Though it won critical accolades and multiple television awards, this film is truly awful. Most notably, the story doesn't have a discernible structure; Garland's life starts low, then goes up, then down, then up, then I don't even know. It's a roller coaster ride that loops every fifteen minutes, and the film needs a guiding hand to help us understand the significance of what we're watching. Indeed, though the film presents these characters honestly, I don't understand what the filmmakers are saying about these people. Why is their story significant? What can we learn from them? How can these particulars become universal? There is shallow attempt at such a theme in the film's last line, but this comes off as abstract moralizing and is too late to give the film any skeleton.
Judy Davis does what contemporary Judy Davis does best: scream and carry on. She doesn't sing, allowing lip synching and some guy backstage with a boombox to do all the work.

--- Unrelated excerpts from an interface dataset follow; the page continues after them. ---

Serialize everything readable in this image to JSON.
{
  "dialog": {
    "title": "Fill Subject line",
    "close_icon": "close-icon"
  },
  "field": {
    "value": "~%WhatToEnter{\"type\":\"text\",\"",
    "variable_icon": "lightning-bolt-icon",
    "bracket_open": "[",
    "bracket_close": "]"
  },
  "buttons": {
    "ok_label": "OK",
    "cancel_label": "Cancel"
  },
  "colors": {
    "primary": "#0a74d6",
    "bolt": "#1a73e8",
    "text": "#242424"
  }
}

Overall, this film ends up being moralistic bullshit, and we have to navigate mountains of pointlessness to get there.